[Work instruction]: Print all of the records. Exclude the images.

== Exercise materials

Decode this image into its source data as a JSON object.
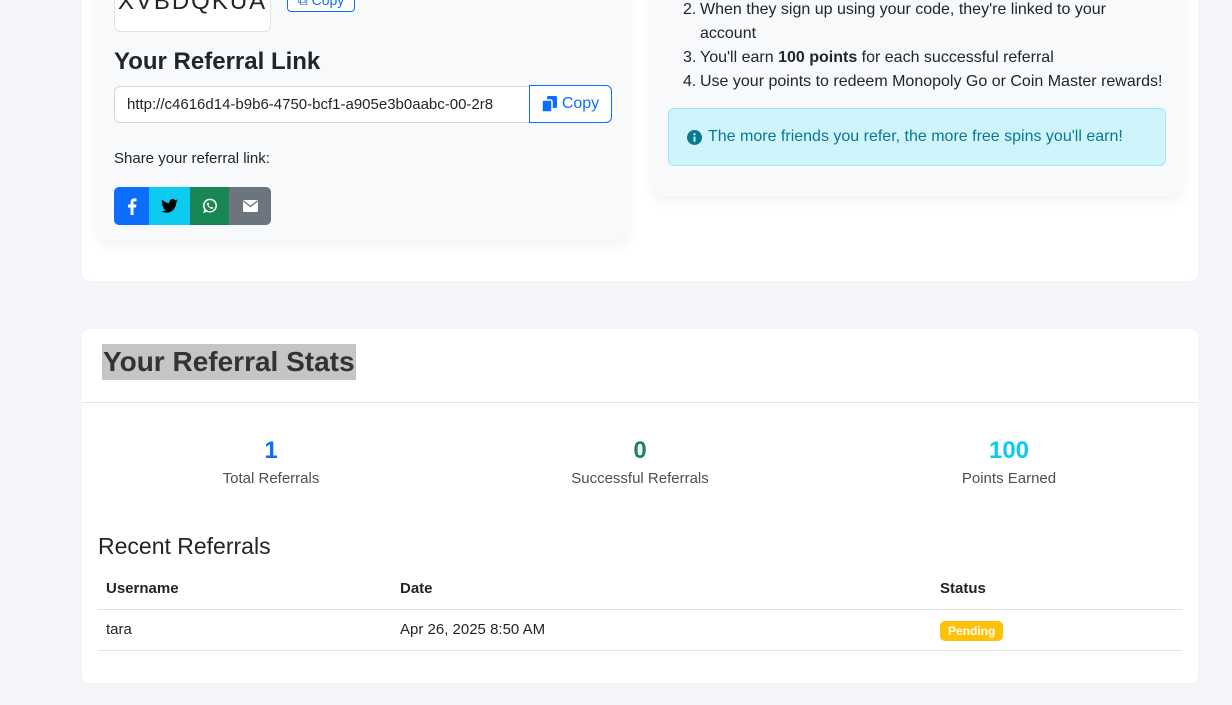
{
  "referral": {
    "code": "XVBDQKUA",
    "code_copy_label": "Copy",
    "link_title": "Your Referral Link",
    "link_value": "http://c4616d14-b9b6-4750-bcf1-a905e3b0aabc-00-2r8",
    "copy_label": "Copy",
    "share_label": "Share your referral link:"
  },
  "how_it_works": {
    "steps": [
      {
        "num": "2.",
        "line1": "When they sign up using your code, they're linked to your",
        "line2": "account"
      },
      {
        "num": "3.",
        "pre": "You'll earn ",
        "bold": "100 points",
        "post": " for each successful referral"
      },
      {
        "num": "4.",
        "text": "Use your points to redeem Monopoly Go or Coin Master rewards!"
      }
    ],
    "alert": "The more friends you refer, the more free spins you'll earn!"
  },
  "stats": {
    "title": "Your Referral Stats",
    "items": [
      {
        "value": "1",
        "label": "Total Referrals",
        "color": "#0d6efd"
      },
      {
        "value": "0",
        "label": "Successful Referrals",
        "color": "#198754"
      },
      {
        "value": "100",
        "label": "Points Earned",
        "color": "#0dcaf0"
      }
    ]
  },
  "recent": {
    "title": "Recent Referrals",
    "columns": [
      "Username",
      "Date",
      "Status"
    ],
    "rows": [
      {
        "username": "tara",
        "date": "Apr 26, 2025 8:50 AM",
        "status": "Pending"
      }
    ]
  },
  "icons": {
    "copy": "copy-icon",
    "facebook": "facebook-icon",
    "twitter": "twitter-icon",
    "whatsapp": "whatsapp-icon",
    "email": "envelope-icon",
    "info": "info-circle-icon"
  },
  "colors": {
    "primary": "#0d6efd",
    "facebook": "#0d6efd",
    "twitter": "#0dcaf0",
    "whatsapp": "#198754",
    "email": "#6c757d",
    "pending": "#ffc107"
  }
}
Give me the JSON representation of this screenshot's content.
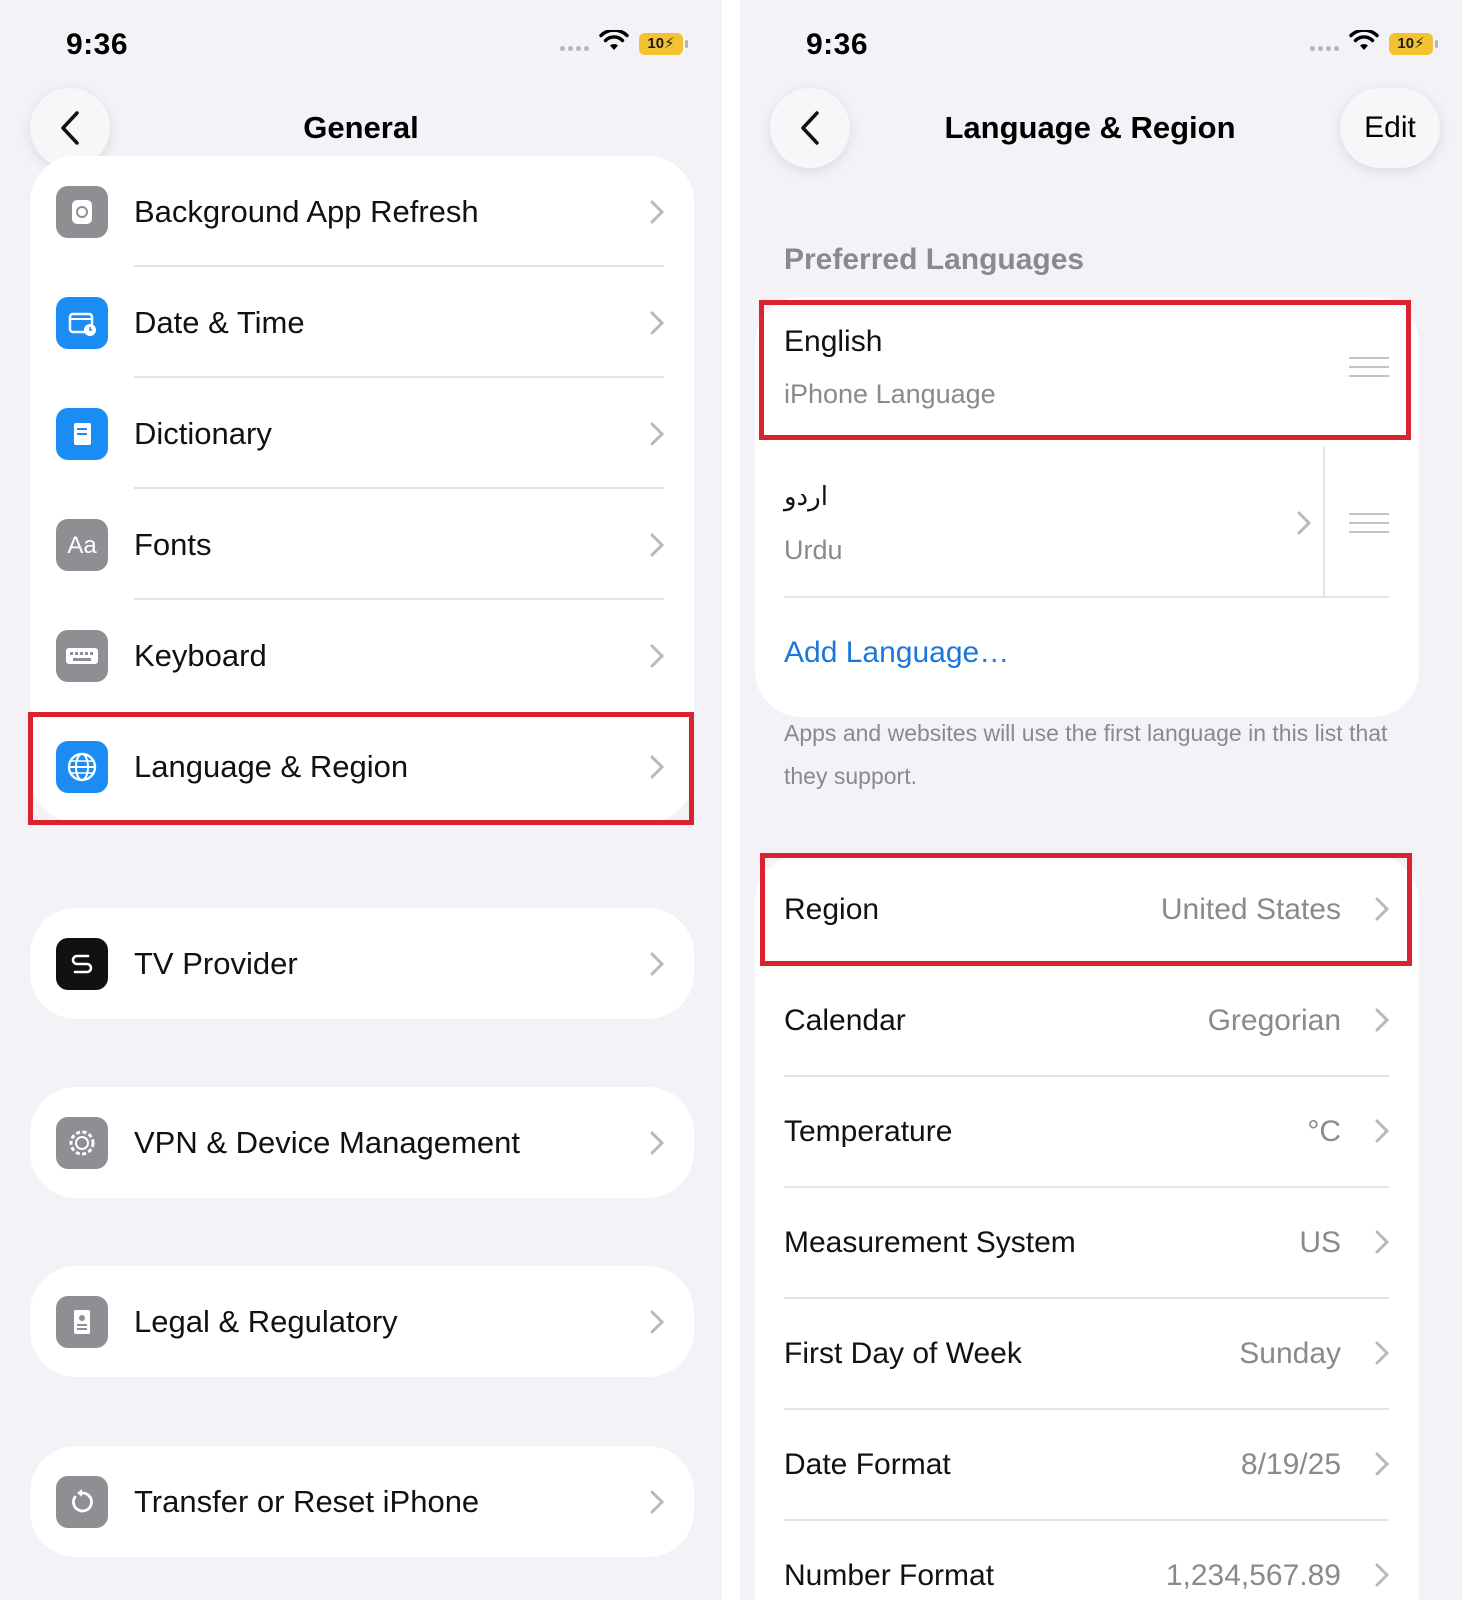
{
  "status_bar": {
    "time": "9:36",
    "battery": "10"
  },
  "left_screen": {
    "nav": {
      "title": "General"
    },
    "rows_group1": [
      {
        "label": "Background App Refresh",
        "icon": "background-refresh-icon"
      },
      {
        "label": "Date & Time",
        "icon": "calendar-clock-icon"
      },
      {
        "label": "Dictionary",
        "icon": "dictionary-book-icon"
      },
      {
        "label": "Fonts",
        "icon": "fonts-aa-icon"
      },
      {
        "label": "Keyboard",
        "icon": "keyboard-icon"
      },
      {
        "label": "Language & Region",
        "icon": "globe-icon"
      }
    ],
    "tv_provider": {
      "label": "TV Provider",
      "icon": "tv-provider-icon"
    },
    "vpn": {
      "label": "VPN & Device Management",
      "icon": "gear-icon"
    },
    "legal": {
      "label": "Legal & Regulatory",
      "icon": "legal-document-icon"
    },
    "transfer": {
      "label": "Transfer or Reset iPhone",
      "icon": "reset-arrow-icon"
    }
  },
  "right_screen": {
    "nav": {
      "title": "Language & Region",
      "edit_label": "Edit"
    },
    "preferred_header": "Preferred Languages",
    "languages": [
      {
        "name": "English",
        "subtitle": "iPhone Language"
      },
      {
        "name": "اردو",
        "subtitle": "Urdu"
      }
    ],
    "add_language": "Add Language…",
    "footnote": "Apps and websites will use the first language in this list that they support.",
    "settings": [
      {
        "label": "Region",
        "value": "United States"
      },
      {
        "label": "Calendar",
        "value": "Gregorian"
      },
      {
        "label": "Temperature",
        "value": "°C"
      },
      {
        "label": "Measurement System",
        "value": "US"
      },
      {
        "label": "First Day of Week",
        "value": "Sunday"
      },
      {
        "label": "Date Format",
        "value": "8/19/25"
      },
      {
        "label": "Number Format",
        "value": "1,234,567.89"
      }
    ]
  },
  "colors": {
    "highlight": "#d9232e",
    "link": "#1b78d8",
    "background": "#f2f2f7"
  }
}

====

[Result of this exercise]:
Decode this image into its source data as a JSON object.
{
  "referral": {
    "code": "XVBDQKUA",
    "code_copy_label": "Copy",
    "link_title": "Your Referral Link",
    "link_value": "http://c4616d14-b9b6-4750-bcf1-a905e3b0aabc-00-2r8",
    "copy_label": "Copy",
    "share_label": "Share your referral link:"
  },
  "how_it_works": {
    "steps": [
      {
        "num": "2.",
        "line1": "When they sign up using your code, they're linked to your",
        "line2": "account"
      },
      {
        "num": "3.",
        "pre": "You'll earn ",
        "bold": "100 points",
        "post": " for each successful referral"
      },
      {
        "num": "4.",
        "text": "Use your points to redeem Monopoly Go or Coin Master rewards!"
      }
    ],
    "alert": "The more friends you refer, the more free spins you'll earn!"
  },
  "stats": {
    "title": "Your Referral Stats",
    "items": [
      {
        "value": "1",
        "label": "Total Referrals",
        "color": "#0d6efd"
      },
      {
        "value": "0",
        "label": "Successful Referrals",
        "color": "#198754"
      },
      {
        "value": "100",
        "label": "Points Earned",
        "color": "#0dcaf0"
      }
    ]
  },
  "recent": {
    "title": "Recent Referrals",
    "columns": [
      "Username",
      "Date",
      "Status"
    ],
    "rows": [
      {
        "username": "tara",
        "date": "Apr 26, 2025 8:50 AM",
        "status": "Pending"
      }
    ]
  },
  "icons": {
    "copy": "copy-icon",
    "facebook": "facebook-icon",
    "twitter": "twitter-icon",
    "whatsapp": "whatsapp-icon",
    "email": "envelope-icon",
    "info": "info-circle-icon"
  },
  "colors": {
    "primary": "#0d6efd",
    "facebook": "#0d6efd",
    "twitter": "#0dcaf0",
    "whatsapp": "#198754",
    "email": "#6c757d",
    "pending": "#ffc107"
  }
}
Give me the JSON representation of this screenshot's content.
{
  "status_bar": {
    "time": "9:36",
    "battery": "10"
  },
  "left_screen": {
    "nav": {
      "title": "General"
    },
    "rows_group1": [
      {
        "label": "Background App Refresh",
        "icon": "background-refresh-icon"
      },
      {
        "label": "Date & Time",
        "icon": "calendar-clock-icon"
      },
      {
        "label": "Dictionary",
        "icon": "dictionary-book-icon"
      },
      {
        "label": "Fonts",
        "icon": "fonts-aa-icon"
      },
      {
        "label": "Keyboard",
        "icon": "keyboard-icon"
      },
      {
        "label": "Language & Region",
        "icon": "globe-icon"
      }
    ],
    "tv_provider": {
      "label": "TV Provider",
      "icon": "tv-provider-icon"
    },
    "vpn": {
      "label": "VPN & Device Management",
      "icon": "gear-icon"
    },
    "legal": {
      "label": "Legal & Regulatory",
      "icon": "legal-document-icon"
    },
    "transfer": {
      "label": "Transfer or Reset iPhone",
      "icon": "reset-arrow-icon"
    }
  },
  "right_screen": {
    "nav": {
      "title": "Language & Region",
      "edit_label": "Edit"
    },
    "preferred_header": "Preferred Languages",
    "languages": [
      {
        "name": "English",
        "subtitle": "iPhone Language"
      },
      {
        "name": "اردو",
        "subtitle": "Urdu"
      }
    ],
    "add_language": "Add Language…",
    "footnote": "Apps and websites will use the first language in this list that they support.",
    "settings": [
      {
        "label": "Region",
        "value": "United States"
      },
      {
        "label": "Calendar",
        "value": "Gregorian"
      },
      {
        "label": "Temperature",
        "value": "°C"
      },
      {
        "label": "Measurement System",
        "value": "US"
      },
      {
        "label": "First Day of Week",
        "value": "Sunday"
      },
      {
        "label": "Date Format",
        "value": "8/19/25"
      },
      {
        "label": "Number Format",
        "value": "1,234,567.89"
      }
    ]
  },
  "colors": {
    "highlight": "#d9232e",
    "link": "#1b78d8",
    "background": "#f2f2f7"
  }
}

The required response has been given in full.